Vendee Globe co-skipper

Jean-Marie Liot / DPPI / Vendee Globe
Autopilot developments are part of the reason the IMOCA 60s are achieving their massive daily runs

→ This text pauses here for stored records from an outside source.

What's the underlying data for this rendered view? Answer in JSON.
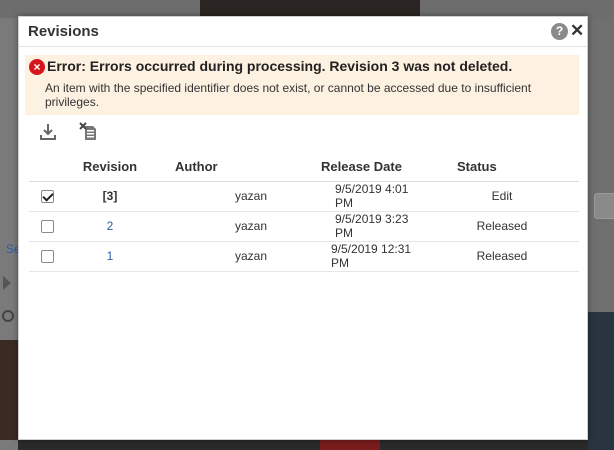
{
  "background": {
    "left_text": "Se"
  },
  "dialog": {
    "title": "Revisions",
    "help_label": "?",
    "close_label": "✕"
  },
  "error": {
    "icon_glyph": "×",
    "title": "Error: Errors occurred during processing. Revision 3 was not deleted.",
    "detail": "An item with the specified identifier does not exist, or cannot be accessed due to insufficient privileges."
  },
  "toolbar": {
    "download_icon": "download-icon",
    "delete_icon": "delete-icon"
  },
  "table": {
    "headers": {
      "revision": "Revision",
      "author": "Author",
      "release_date": "Release Date",
      "status": "Status"
    },
    "rows": [
      {
        "checked": true,
        "revision": "[3]",
        "current": true,
        "author": "yazan",
        "release_date": "9/5/2019 4:01 PM",
        "status": "Edit"
      },
      {
        "checked": false,
        "revision": "2",
        "current": false,
        "author": "yazan",
        "release_date": "9/5/2019 3:23 PM",
        "status": "Released"
      },
      {
        "checked": false,
        "revision": "1",
        "current": false,
        "author": "yazan",
        "release_date": "9/5/2019 12:31 PM",
        "status": "Released"
      }
    ]
  },
  "colors": {
    "error_bg": "#fdf1e1",
    "error_icon": "#d4161c",
    "link": "#2a5ea8"
  }
}
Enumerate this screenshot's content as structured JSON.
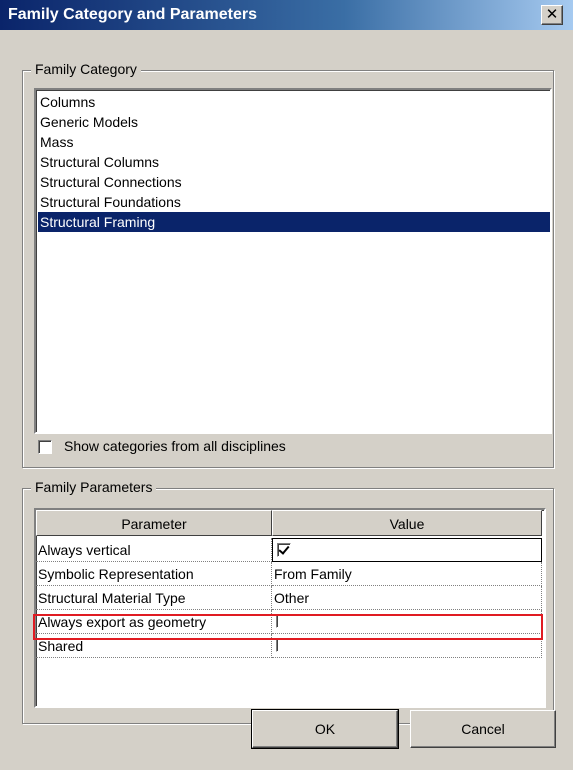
{
  "window": {
    "title": "Family Category and Parameters",
    "close_glyph": "✕"
  },
  "family_category": {
    "legend": "Family Category",
    "items": [
      "Columns",
      "Generic Models",
      "Mass",
      "Structural Columns",
      "Structural Connections",
      "Structural Foundations",
      "Structural Framing"
    ],
    "selected": "Structural Framing",
    "show_all_label": "Show categories from all disciplines",
    "show_all_checked": false
  },
  "family_parameters": {
    "legend": "Family Parameters",
    "columns": [
      "Parameter",
      "Value"
    ],
    "rows": [
      {
        "parameter": "Always vertical",
        "value": "",
        "checkbox": true,
        "checked": true
      },
      {
        "parameter": "Symbolic Representation",
        "value": "From Family",
        "checkbox": false
      },
      {
        "parameter": "Structural Material Type",
        "value": "Other",
        "checkbox": false
      },
      {
        "parameter": "Always export as geometry",
        "value": "",
        "checkbox": true,
        "checked": false,
        "highlighted": true
      },
      {
        "parameter": "Shared",
        "value": "",
        "checkbox": true,
        "checked": false
      }
    ]
  },
  "buttons": {
    "ok": "OK",
    "cancel": "Cancel"
  },
  "colors": {
    "selection": "#0a246a",
    "highlight": "#e01b22",
    "face": "#d4d0c8"
  }
}
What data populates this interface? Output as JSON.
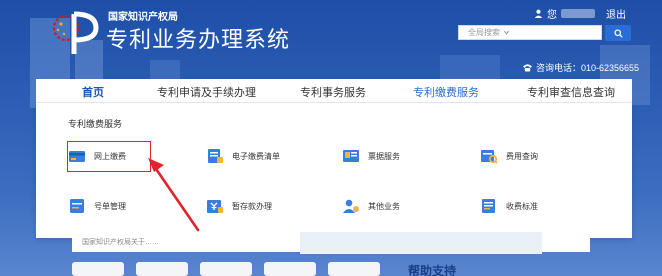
{
  "header": {
    "org_name": "国家知识产权局",
    "system_title": "专利业务办理系统",
    "user_greeting": "您",
    "logout": "退出",
    "search_placeholder": "全局搜索",
    "hotline": "咨询电话：010-62356655"
  },
  "nav": {
    "home": "首页",
    "items": [
      "专利申请及手续办理",
      "专利事务服务",
      "专利缴费服务",
      "专利审查信息查询"
    ],
    "active": "专利缴费服务"
  },
  "panel": {
    "title": "专利缴费服务",
    "services": [
      {
        "label": "网上缴费",
        "icon": "card-icon",
        "highlighted": true
      },
      {
        "label": "电子缴费清单",
        "icon": "document-list-icon"
      },
      {
        "label": "票据服务",
        "icon": "receipt-icon"
      },
      {
        "label": "费用查询",
        "icon": "fee-query-icon"
      },
      {
        "label": "号单管理",
        "icon": "number-list-icon"
      },
      {
        "label": "暂存款办理",
        "icon": "deposit-icon"
      },
      {
        "label": "其他业务",
        "icon": "other-services-icon"
      },
      {
        "label": "收费标准",
        "icon": "fee-standard-icon"
      }
    ]
  },
  "below": {
    "partial_text": "国家知识产权局关于……",
    "bottom_title": "帮助支持"
  },
  "colors": {
    "accent": "#2b6dd6",
    "highlight": "#e0242c",
    "header_bg": "#1d4fa8"
  }
}
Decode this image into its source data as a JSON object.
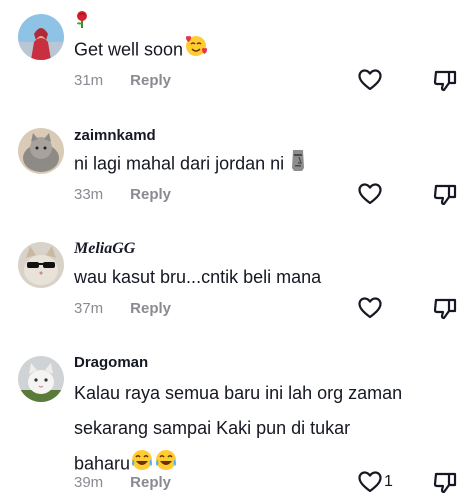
{
  "comments": [
    {
      "username": "",
      "text": "Get well soon",
      "time": "31m",
      "reply_label": "Reply",
      "likes": ""
    },
    {
      "username": "zaimnkamd",
      "text": "ni lagi mahal dari jordan ni",
      "time": "33m",
      "reply_label": "Reply",
      "likes": ""
    },
    {
      "username": "MeliaGG",
      "text": "wau kasut bru...cntik beli mana",
      "time": "37m",
      "reply_label": "Reply",
      "likes": ""
    },
    {
      "username": "Dragoman",
      "text_lines": [
        "Kalau raya semua baru ini lah org zaman",
        "sekarang sampai Kaki pun di tukar",
        "baharu"
      ],
      "time": "39m",
      "reply_label": "Reply",
      "likes": "1"
    }
  ],
  "icons": {
    "like": "heart-outline-icon",
    "dislike": "thumbs-down-icon",
    "username_rose": "rose-emoji-icon",
    "emoji_heart_face": "smiling-face-with-hearts-icon",
    "emoji_moai": "moai-icon",
    "emoji_laugh": "tears-of-joy-icon"
  },
  "colors": {
    "text": "#161823",
    "meta": "#8a8b91",
    "background": "#ffffff"
  }
}
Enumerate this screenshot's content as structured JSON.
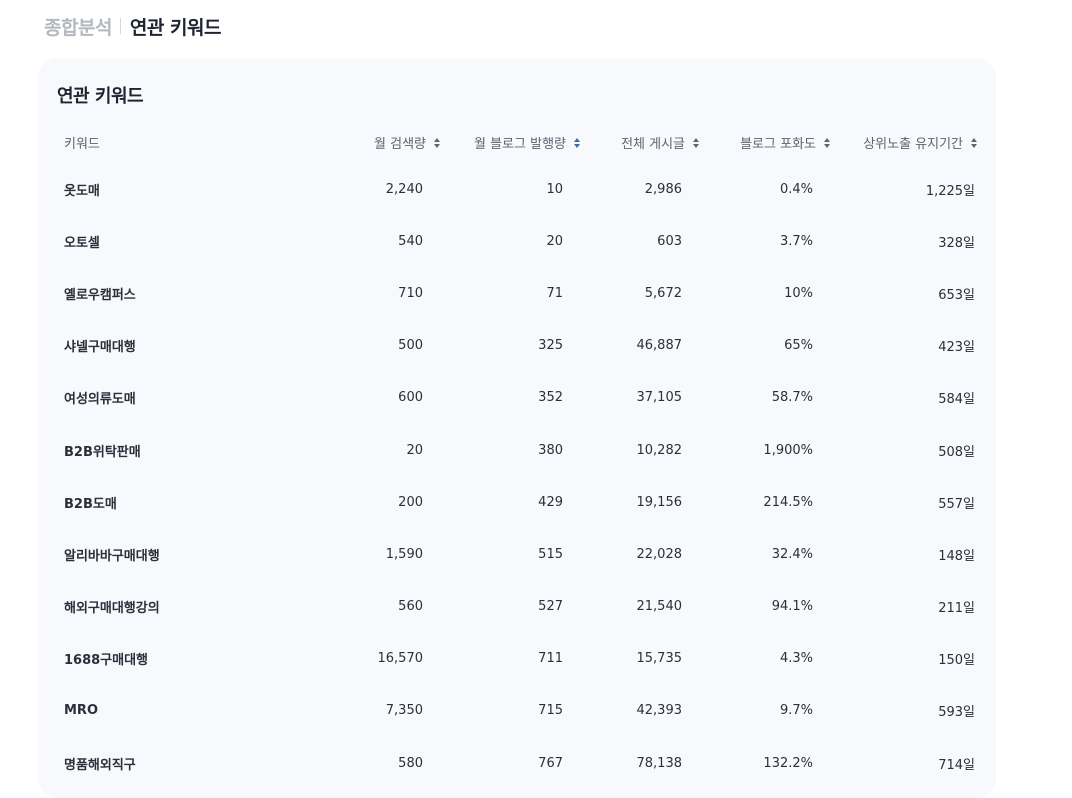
{
  "breadcrumb": {
    "parent": "종합분석",
    "current": "연관 키워드"
  },
  "card": {
    "title": "연관 키워드"
  },
  "table": {
    "columns": [
      {
        "label": "키워드",
        "sortable": false
      },
      {
        "label": "월 검색량",
        "sortable": true,
        "active": false
      },
      {
        "label": "월 블로그 발행량",
        "sortable": true,
        "active": true
      },
      {
        "label": "전체 게시글",
        "sortable": true,
        "active": false
      },
      {
        "label": "블로그 포화도",
        "sortable": true,
        "active": false
      },
      {
        "label": "상위노출 유지기간",
        "sortable": true,
        "active": false
      }
    ],
    "rows": [
      [
        "옷도매",
        "2,240",
        "10",
        "2,986",
        "0.4%",
        "1,225일"
      ],
      [
        "오토셀",
        "540",
        "20",
        "603",
        "3.7%",
        "328일"
      ],
      [
        "옐로우캠퍼스",
        "710",
        "71",
        "5,672",
        "10%",
        "653일"
      ],
      [
        "샤넬구매대행",
        "500",
        "325",
        "46,887",
        "65%",
        "423일"
      ],
      [
        "여성의류도매",
        "600",
        "352",
        "37,105",
        "58.7%",
        "584일"
      ],
      [
        "B2B위탁판매",
        "20",
        "380",
        "10,282",
        "1,900%",
        "508일"
      ],
      [
        "B2B도매",
        "200",
        "429",
        "19,156",
        "214.5%",
        "557일"
      ],
      [
        "알리바바구매대행",
        "1,590",
        "515",
        "22,028",
        "32.4%",
        "148일"
      ],
      [
        "해외구매대행강의",
        "560",
        "527",
        "21,540",
        "94.1%",
        "211일"
      ],
      [
        "1688구매대행",
        "16,570",
        "711",
        "15,735",
        "4.3%",
        "150일"
      ],
      [
        "MRO",
        "7,350",
        "715",
        "42,393",
        "9.7%",
        "593일"
      ],
      [
        "명품해외직구",
        "580",
        "767",
        "78,138",
        "132.2%",
        "714일"
      ]
    ]
  }
}
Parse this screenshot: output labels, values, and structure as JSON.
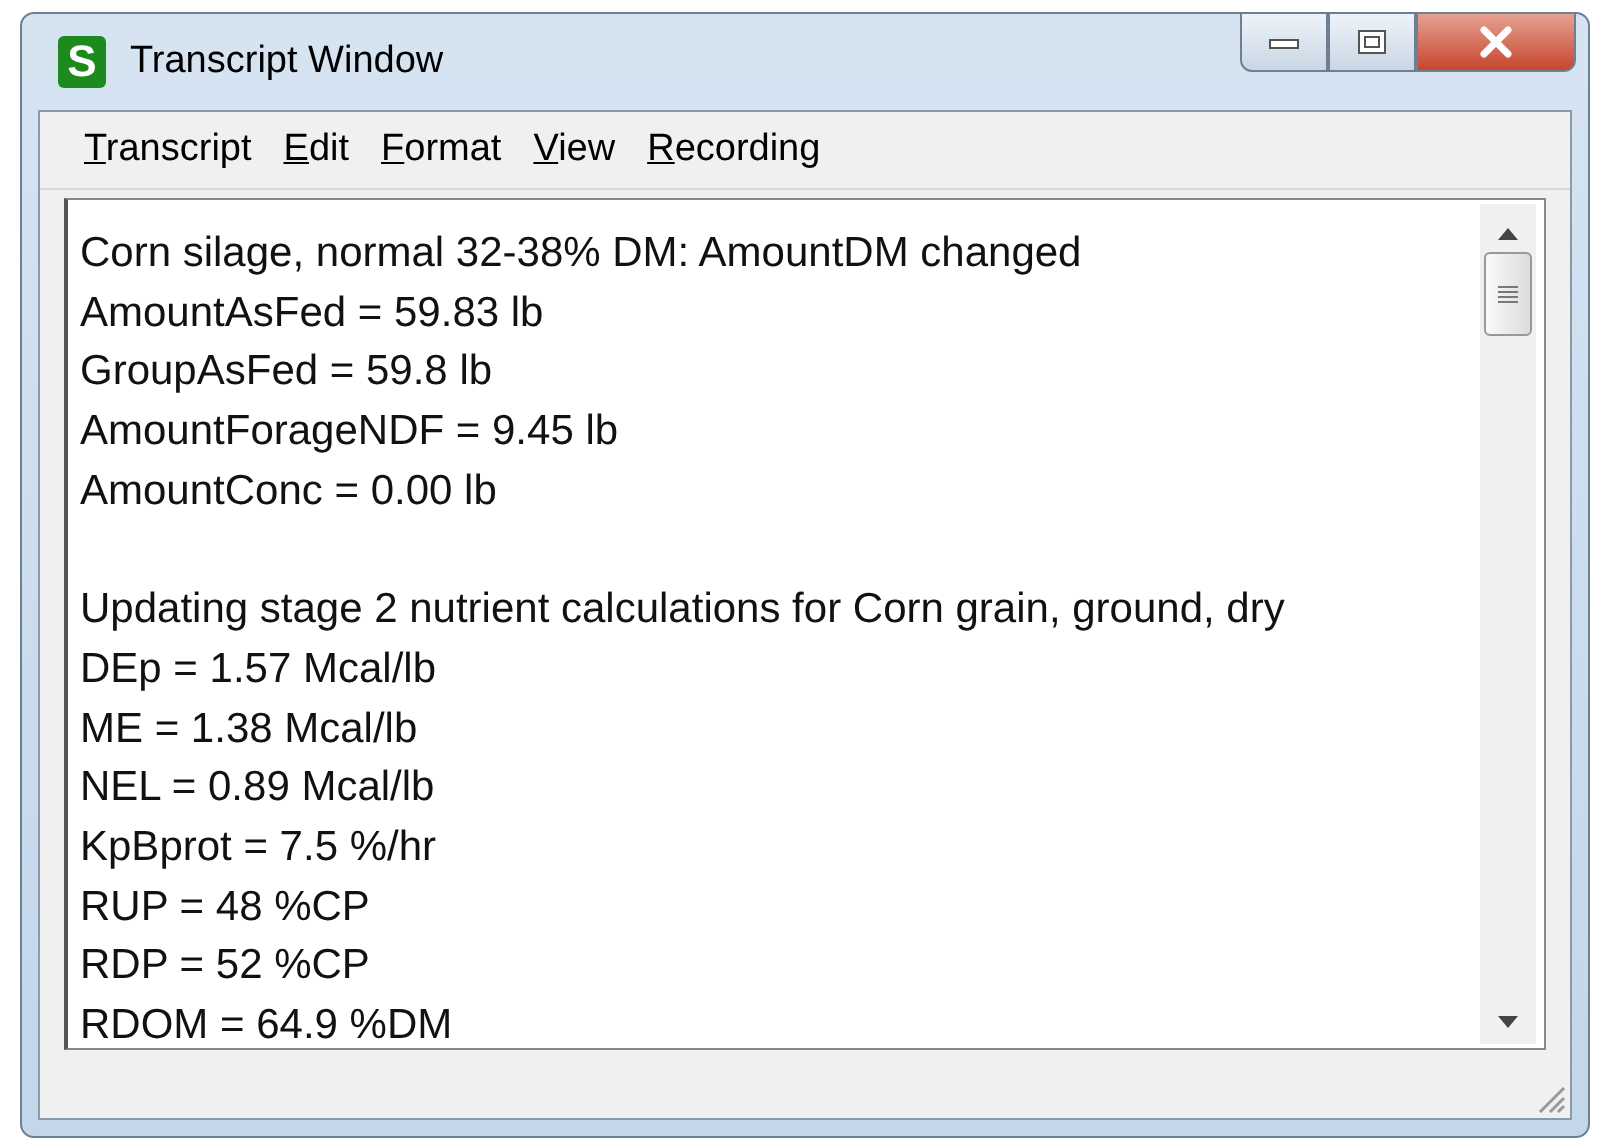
{
  "window": {
    "title": "Transcript Window",
    "logo_letter": "S"
  },
  "menu": [
    {
      "label": "Transcript"
    },
    {
      "label": "Edit"
    },
    {
      "label": "Format"
    },
    {
      "label": "View"
    },
    {
      "label": "Recording"
    }
  ],
  "transcript_blocks": [
    [
      "Corn silage, normal 32-38% DM: AmountDM changed",
      "AmountAsFed = 59.83 lb",
      "GroupAsFed = 59.8 lb",
      "AmountForageNDF = 9.45 lb",
      "AmountConc = 0.00 lb"
    ],
    [
      "Updating stage 2 nutrient calculations for Corn grain, ground, dry",
      "DEp = 1.57 Mcal/lb",
      "ME = 1.38 Mcal/lb",
      "NEL = 0.89 Mcal/lb",
      "KpBprot = 7.5 %/hr",
      "RUP = 48 %CP",
      "RDP = 52 %CP",
      "RDOM = 64.9 %DM"
    ]
  ]
}
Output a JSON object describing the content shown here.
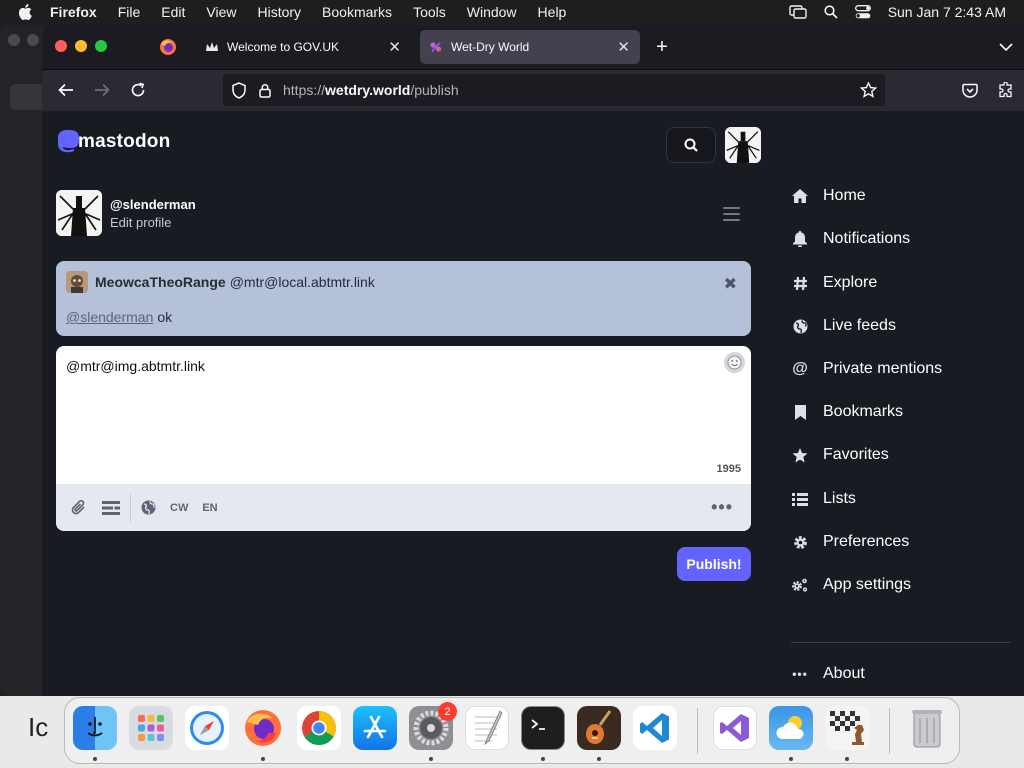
{
  "menubar": {
    "app": "Firefox",
    "items": [
      "File",
      "Edit",
      "View",
      "History",
      "Bookmarks",
      "Tools",
      "Window",
      "Help"
    ],
    "clock": "Sun Jan 7  2:43 AM"
  },
  "browser": {
    "tabs": [
      {
        "label": "Welcome to GOV.UK",
        "icon": "crown-icon"
      },
      {
        "label": "Wet-Dry World",
        "icon": "mastodon-favicon"
      }
    ],
    "url": {
      "scheme": "https://",
      "domain": "wetdry.world",
      "path": "/publish"
    }
  },
  "mastodon": {
    "logo": "mastodon",
    "profile": {
      "handle": "@slenderman",
      "edit_label": "Edit profile"
    },
    "reply_to": {
      "name": "MeowcaTheoRange",
      "acct": "@mtr@local.abtmtr.link",
      "mention": "@slenderman",
      "text": "ok"
    },
    "compose": {
      "text": "@mtr@img.abtmtr.link",
      "remaining": "1995",
      "cw_label": "CW",
      "lang_label": "EN"
    },
    "publish_label": "Publish!",
    "nav": [
      {
        "label": "Home",
        "icon": "home-icon"
      },
      {
        "label": "Notifications",
        "icon": "bell-icon"
      },
      {
        "label": "Explore",
        "icon": "hashtag-icon"
      },
      {
        "label": "Live feeds",
        "icon": "globe-icon"
      },
      {
        "label": "Private mentions",
        "icon": "at-icon"
      },
      {
        "label": "Bookmarks",
        "icon": "bookmark-icon"
      },
      {
        "label": "Favorites",
        "icon": "star-icon"
      },
      {
        "label": "Lists",
        "icon": "list-icon"
      },
      {
        "label": "Preferences",
        "icon": "gear-icon"
      },
      {
        "label": "App settings",
        "icon": "cogs-icon"
      },
      {
        "label": "About",
        "icon": "ellipsis-icon"
      }
    ]
  },
  "dock": {
    "apps": [
      "Finder",
      "Launchpad",
      "Safari",
      "Firefox",
      "Chrome",
      "App Store",
      "System Settings",
      "TextEdit",
      "Terminal",
      "GarageBand",
      "Visual Studio Code",
      "Visual Studio",
      "Weather",
      "Chess",
      "Trash"
    ],
    "system_settings_badge": "2"
  },
  "background": {
    "partial_text": "Ic"
  },
  "colors": {
    "accent": "#6364ff",
    "reply_bg": "#b5c1d9",
    "page_bg": "#191b22"
  }
}
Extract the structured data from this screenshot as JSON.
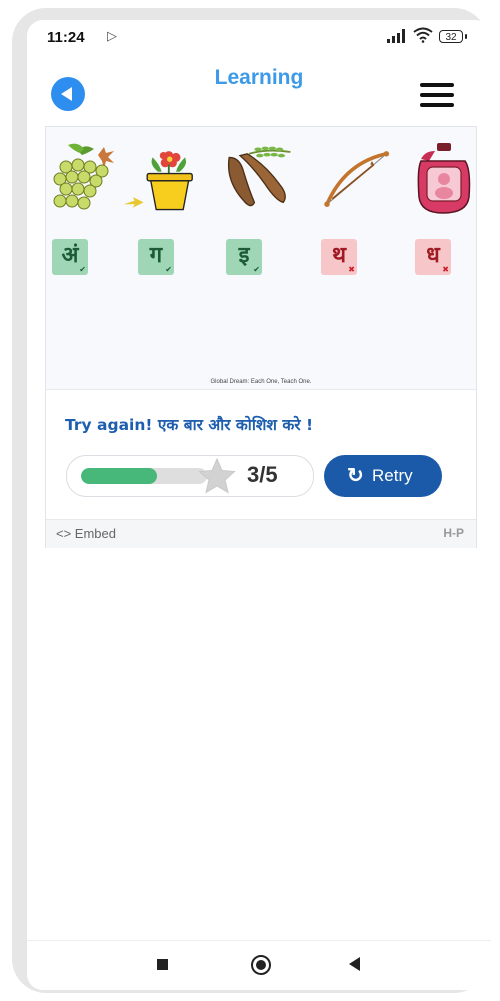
{
  "status_bar": {
    "time": "11:24",
    "battery": "32"
  },
  "app_bar": {
    "title": "Learning"
  },
  "activity": {
    "pictures": [
      "grapes",
      "flower-pot",
      "tamarind",
      "bow-and-arrow",
      "flask"
    ],
    "letters": [
      {
        "char": "अं",
        "correct": true
      },
      {
        "char": "ग",
        "correct": true
      },
      {
        "char": "इ",
        "correct": true
      },
      {
        "char": "थ",
        "correct": false
      },
      {
        "char": "ध",
        "correct": false
      }
    ],
    "credit": "Global Dream: Each One, Teach One."
  },
  "feedback": "Try again! एक बार और कोशिश करे !",
  "score": {
    "text": "3/5",
    "value": 3,
    "max": 5,
    "fraction": 0.6
  },
  "retry_label": "Retry",
  "footer": {
    "embed_label": "<> Embed",
    "brand": "H-P"
  },
  "colors": {
    "accent": "#3d9ae8",
    "primary_button": "#1b5aa8",
    "correct": "#9fd6b6",
    "incorrect": "#f6c6c9",
    "progress": "#48b87a"
  }
}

IMOCA 60s may be a little faster or have specialist sails for certain conditions, but one reason why we have seen the monster 24 hour runs in this Vendee Globe is due to the marked improvement in the skill of the helmsman. By this we mean not the skipper, but the autopilot. Since the 2008-9 Vendee Globe, B&G has taken the lion’s share of the autopilot market in the IMOCA 60 fleet. While last time there was an equal split between B&G and French manufacturer NKE, this time B&G pilots were fitted on 16 of the 20 boats that set out just over a month ago from Les Sables d’Olonne. This has largely come about following the significant development work B&G did on their pilots going into the last Vendee. “Six months before that race we had this dawning realisation that our pilot wasn’t working well,” admits Miles Seddon, B&G’s Business Development Manager. “They’d jumped to this new generation of designs with hard chines, masthead chutes, slightly different keels and more performance and it meant that the forces on the boat were different, so the pilot was really, really struggling. Even in 15 knots of breeze with an A2 up, you couldn’t control the boat under pilot. You’d feel a broach about to happen and the rudder would just stay there as the heel increased. It wasn’t doing anything that as a sailor you were willing it to do...” To address this problem they took their autopilot engineer out sailing on an IMOCA 60. They also spoke to several of the skippers – in particular Alex Thomson, Brian Thompson and Seb Josse - and acquired much performance data from the boats to investigate the issues. They then set about resolving them. “To get it to sail a bit more like a human would